§ What this task involves
Report each line of the entries that contains the word "time", copied in full.
--- Source information Enclosed Below ---
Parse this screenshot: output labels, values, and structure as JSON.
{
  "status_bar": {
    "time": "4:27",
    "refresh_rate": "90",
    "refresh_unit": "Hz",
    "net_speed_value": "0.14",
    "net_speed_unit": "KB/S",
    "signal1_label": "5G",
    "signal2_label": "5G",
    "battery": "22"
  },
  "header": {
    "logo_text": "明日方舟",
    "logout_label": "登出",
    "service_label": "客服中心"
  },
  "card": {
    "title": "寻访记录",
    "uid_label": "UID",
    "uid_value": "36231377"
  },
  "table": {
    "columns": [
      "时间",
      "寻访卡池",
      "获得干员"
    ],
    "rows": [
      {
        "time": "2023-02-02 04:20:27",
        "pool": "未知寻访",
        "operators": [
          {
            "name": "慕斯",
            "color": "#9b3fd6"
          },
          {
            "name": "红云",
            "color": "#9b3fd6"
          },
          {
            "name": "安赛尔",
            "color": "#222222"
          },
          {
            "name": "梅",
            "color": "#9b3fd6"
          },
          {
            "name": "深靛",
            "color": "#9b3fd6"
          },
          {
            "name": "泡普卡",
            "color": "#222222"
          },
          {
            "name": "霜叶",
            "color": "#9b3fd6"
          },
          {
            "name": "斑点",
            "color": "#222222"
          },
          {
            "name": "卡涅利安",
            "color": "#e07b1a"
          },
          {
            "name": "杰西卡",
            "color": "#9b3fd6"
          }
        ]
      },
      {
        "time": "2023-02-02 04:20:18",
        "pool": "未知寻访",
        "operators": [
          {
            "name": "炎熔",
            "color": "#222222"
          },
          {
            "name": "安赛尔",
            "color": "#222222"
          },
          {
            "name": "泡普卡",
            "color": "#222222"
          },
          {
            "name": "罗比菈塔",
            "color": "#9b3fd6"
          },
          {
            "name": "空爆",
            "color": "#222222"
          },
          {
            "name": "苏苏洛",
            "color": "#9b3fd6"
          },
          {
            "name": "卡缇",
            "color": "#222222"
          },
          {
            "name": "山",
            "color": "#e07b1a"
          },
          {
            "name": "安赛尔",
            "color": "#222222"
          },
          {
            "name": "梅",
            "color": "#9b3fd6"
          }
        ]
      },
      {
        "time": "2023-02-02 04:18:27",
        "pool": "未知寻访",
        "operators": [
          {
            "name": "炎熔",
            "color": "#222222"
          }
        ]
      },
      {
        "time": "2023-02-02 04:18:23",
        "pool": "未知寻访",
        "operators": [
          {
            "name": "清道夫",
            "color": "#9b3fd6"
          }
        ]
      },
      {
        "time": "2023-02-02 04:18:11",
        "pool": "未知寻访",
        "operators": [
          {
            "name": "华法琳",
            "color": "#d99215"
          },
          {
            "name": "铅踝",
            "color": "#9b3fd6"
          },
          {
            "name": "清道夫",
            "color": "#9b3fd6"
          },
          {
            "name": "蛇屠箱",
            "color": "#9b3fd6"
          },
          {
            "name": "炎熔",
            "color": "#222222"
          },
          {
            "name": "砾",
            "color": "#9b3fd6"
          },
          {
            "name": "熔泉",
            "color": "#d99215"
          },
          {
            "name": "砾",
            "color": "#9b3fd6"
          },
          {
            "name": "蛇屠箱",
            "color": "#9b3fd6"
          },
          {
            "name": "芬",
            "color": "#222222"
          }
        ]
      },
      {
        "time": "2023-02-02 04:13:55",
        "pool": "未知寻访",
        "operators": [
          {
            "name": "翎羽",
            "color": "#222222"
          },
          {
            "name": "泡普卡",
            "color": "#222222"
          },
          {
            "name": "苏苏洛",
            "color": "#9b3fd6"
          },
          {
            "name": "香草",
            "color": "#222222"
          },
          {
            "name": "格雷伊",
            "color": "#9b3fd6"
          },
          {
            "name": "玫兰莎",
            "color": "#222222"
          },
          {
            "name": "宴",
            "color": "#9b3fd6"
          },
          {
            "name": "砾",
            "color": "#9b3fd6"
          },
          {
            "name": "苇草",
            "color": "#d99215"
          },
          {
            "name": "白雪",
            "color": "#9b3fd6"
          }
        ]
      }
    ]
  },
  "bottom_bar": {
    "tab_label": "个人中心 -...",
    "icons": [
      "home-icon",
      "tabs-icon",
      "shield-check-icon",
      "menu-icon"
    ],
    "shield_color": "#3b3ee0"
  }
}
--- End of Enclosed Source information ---
§ Response
    "time": "4:27",
        "time": "2023-02-02 04:20:27",
        "time": "2023-02-02 04:20:18",
        "time": "2023-02-02 04:18:27",
        "time": "2023-02-02 04:18:23",
        "time": "2023-02-02 04:18:11",
        "time": "2023-02-02 04:13:55",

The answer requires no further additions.